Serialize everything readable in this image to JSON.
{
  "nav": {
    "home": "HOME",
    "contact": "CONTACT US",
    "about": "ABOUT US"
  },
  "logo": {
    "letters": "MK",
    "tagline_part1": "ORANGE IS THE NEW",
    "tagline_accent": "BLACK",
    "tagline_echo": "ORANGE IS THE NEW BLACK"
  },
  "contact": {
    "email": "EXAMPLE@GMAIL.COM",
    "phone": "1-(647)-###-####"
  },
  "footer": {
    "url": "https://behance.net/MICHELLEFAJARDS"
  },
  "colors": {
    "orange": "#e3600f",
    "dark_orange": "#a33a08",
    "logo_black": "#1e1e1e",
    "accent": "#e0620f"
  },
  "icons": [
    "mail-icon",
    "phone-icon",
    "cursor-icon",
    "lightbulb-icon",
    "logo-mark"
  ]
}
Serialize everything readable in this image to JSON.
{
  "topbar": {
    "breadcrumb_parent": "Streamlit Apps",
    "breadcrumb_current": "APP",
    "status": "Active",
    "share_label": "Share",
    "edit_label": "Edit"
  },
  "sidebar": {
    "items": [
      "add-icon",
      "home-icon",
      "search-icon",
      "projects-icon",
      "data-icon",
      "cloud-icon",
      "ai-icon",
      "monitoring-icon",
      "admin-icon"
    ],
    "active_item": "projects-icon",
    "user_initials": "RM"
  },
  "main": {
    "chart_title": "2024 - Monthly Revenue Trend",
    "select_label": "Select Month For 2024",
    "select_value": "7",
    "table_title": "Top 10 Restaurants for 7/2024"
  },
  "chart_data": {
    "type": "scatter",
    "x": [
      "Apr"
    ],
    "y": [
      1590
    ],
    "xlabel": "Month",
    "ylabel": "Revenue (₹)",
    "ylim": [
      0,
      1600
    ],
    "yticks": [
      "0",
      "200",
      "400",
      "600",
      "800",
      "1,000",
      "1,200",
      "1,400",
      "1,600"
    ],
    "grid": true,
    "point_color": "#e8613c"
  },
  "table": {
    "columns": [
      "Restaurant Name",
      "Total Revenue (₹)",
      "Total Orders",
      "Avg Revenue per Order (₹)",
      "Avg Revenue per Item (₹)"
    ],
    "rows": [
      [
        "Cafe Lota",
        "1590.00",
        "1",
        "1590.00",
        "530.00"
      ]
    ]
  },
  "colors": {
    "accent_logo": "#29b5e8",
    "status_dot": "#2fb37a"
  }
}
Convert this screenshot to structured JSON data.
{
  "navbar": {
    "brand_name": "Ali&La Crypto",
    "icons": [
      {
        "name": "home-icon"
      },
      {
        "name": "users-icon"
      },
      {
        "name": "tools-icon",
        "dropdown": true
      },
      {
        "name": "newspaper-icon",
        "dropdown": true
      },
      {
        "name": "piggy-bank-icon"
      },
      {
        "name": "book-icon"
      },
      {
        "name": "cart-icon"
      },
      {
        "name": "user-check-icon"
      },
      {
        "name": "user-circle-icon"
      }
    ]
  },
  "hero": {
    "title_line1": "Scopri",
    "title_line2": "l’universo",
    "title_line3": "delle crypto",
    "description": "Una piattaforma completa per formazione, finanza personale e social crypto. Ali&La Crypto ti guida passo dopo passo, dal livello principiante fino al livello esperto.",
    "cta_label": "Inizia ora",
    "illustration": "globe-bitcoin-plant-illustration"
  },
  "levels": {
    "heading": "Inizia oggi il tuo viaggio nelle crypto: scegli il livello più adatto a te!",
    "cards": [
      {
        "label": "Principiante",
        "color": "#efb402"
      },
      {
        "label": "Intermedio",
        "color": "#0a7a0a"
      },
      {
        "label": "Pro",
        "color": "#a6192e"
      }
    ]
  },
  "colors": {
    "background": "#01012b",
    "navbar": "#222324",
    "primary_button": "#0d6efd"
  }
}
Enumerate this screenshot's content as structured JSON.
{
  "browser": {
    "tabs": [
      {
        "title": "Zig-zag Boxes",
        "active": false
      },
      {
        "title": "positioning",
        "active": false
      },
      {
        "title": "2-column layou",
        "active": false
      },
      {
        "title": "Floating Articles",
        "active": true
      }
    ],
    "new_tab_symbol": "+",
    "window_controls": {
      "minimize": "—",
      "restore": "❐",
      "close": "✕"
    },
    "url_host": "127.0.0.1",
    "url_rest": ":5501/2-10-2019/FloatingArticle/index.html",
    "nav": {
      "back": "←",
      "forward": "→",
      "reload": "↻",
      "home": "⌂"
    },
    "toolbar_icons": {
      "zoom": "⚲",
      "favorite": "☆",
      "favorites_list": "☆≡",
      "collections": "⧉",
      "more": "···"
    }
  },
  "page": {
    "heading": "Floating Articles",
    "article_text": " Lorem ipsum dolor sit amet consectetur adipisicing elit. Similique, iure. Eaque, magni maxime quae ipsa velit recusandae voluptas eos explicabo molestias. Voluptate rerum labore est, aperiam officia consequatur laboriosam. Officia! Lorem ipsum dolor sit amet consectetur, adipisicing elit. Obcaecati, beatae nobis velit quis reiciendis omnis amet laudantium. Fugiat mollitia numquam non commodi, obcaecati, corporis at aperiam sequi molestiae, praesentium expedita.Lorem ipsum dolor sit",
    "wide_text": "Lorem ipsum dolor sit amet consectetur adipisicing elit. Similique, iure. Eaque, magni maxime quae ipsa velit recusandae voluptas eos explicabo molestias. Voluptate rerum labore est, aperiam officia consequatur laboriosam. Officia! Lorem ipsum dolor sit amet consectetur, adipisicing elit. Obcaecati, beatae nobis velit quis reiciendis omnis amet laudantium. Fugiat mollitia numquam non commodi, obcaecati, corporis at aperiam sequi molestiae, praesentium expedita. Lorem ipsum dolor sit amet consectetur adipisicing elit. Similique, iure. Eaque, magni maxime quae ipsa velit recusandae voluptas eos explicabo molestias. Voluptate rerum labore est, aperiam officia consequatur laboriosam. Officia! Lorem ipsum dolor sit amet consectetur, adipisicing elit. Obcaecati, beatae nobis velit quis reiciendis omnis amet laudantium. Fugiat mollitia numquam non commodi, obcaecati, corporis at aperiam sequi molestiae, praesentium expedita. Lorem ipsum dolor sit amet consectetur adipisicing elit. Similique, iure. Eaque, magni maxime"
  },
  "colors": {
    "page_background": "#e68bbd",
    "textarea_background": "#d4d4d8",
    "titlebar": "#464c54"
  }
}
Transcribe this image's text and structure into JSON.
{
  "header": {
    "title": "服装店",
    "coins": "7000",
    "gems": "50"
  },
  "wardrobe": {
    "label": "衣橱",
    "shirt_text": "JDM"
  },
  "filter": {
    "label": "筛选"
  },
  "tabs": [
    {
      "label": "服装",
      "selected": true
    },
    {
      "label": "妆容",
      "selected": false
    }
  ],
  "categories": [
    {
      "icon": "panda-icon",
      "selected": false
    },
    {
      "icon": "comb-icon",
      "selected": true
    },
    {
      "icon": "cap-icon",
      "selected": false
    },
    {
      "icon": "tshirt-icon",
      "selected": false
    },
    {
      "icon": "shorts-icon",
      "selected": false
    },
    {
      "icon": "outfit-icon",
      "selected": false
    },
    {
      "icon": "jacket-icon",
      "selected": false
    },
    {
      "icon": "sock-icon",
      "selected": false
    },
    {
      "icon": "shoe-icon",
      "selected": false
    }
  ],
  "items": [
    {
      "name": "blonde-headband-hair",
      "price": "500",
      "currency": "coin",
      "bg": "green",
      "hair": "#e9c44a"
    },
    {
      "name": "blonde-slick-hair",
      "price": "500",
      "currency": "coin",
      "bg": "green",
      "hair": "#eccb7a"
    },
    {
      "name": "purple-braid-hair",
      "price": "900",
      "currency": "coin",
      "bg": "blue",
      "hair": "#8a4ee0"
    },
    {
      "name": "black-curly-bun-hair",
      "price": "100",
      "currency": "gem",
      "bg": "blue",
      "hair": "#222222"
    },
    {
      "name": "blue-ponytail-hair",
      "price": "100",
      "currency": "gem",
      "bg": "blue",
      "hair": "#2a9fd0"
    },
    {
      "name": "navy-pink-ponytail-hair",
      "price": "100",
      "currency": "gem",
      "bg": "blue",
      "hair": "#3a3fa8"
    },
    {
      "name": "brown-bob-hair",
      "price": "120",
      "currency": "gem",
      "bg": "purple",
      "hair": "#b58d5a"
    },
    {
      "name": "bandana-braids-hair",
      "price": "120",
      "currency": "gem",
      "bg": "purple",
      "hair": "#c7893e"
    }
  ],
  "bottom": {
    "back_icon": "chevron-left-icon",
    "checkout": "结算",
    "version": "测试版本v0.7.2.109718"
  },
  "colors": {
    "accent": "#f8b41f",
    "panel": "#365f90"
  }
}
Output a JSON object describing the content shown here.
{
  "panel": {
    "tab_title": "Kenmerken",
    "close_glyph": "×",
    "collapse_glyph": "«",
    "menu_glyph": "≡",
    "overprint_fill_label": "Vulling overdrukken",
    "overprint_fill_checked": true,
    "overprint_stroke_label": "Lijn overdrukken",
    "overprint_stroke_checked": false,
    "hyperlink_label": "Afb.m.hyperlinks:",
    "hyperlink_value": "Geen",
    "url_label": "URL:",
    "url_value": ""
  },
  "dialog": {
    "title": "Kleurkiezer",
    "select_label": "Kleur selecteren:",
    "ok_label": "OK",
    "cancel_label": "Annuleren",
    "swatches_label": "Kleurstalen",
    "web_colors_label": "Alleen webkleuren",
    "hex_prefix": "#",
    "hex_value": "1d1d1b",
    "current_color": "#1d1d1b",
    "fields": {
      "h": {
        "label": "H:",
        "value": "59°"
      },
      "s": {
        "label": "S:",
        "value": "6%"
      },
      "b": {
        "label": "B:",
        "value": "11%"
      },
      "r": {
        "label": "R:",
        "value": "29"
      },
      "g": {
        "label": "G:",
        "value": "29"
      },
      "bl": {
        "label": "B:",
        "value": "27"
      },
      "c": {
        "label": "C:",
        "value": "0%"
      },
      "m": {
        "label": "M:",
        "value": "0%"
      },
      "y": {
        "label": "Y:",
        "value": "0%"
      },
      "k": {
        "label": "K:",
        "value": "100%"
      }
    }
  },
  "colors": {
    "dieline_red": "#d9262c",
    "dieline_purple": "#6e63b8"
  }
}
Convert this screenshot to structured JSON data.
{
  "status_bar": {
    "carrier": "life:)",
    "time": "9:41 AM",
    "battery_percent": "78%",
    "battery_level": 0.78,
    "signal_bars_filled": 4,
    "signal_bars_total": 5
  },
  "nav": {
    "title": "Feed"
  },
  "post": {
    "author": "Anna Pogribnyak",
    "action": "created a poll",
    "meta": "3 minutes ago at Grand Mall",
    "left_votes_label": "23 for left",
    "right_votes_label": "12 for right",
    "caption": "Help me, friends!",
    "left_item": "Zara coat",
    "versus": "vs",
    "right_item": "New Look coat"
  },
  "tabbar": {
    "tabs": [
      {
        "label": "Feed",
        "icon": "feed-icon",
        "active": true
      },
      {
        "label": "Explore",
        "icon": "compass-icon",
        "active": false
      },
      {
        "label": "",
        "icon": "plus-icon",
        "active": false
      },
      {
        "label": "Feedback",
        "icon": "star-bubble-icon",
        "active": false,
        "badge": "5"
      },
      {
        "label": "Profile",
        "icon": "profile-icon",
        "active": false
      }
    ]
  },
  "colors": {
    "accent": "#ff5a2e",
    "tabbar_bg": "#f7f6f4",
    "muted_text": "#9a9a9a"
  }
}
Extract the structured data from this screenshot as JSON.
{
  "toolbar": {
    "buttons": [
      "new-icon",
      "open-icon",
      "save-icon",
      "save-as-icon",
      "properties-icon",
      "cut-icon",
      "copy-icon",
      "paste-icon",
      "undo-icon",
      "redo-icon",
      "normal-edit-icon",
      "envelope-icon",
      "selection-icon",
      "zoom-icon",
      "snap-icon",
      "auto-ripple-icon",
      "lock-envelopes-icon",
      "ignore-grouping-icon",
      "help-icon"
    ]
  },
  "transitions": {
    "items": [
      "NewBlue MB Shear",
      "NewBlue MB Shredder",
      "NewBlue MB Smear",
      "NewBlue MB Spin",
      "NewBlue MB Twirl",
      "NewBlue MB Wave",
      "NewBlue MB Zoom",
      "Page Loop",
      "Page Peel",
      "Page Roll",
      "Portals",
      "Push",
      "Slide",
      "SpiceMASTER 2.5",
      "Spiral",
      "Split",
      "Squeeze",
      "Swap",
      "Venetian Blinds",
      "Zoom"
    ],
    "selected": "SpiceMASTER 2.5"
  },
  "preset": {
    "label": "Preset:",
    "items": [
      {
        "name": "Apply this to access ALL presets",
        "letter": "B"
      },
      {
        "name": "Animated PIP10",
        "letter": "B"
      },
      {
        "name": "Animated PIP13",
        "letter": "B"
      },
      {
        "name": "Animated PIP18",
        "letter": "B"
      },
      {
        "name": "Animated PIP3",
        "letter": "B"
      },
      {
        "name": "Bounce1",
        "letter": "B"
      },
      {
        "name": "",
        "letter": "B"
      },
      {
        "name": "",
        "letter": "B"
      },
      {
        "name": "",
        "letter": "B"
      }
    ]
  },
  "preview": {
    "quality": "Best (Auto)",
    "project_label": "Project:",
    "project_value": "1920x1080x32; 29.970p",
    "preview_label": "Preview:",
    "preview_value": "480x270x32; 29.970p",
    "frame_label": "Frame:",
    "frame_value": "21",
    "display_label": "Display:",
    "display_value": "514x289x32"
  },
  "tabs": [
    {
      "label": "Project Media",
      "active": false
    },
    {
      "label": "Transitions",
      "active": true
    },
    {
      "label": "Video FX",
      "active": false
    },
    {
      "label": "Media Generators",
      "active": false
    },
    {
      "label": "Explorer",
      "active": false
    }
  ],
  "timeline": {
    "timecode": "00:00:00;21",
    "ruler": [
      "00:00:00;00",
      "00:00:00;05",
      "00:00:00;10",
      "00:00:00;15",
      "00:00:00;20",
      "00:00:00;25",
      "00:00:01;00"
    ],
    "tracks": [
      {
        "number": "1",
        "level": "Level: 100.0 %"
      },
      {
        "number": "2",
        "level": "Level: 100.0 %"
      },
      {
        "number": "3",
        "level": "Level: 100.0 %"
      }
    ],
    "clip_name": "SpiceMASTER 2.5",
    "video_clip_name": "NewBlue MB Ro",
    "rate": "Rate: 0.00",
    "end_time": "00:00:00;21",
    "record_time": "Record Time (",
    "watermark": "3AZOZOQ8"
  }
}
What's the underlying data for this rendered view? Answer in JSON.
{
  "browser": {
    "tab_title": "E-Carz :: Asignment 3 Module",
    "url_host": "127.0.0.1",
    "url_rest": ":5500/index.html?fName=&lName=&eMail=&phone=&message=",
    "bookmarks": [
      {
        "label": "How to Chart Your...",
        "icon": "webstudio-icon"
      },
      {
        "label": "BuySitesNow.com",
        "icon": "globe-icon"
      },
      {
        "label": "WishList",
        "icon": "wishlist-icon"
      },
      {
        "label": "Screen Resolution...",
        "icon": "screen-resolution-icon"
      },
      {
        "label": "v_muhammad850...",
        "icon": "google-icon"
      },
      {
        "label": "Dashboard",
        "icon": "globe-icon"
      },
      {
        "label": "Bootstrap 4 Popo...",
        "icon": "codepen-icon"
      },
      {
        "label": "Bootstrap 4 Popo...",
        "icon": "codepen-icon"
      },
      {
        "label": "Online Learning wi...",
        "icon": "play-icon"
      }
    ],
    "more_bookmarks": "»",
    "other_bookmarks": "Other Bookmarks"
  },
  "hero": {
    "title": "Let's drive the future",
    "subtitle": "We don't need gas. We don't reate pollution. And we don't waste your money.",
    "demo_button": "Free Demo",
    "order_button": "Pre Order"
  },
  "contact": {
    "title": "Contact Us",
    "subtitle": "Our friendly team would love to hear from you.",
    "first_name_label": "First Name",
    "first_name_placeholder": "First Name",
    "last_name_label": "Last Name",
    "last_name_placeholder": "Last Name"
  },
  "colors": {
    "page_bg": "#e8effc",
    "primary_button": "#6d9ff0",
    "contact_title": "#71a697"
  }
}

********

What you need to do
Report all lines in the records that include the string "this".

Output of the exercise
Serialize everything readable in this image to JSON.
Serialize everything readable in this image to JSON.
Convert this screenshot to structured JSON data.
Enumerate this screenshot's content as structured JSON.
Transcribe this image's text and structure into JSON.
Convert this screenshot to structured JSON data.
Extract the structured data from this screenshot as JSON.
        "name": "Apply this to access ALL presets",
What's the underlying data for this rendered view? Answer in JSON.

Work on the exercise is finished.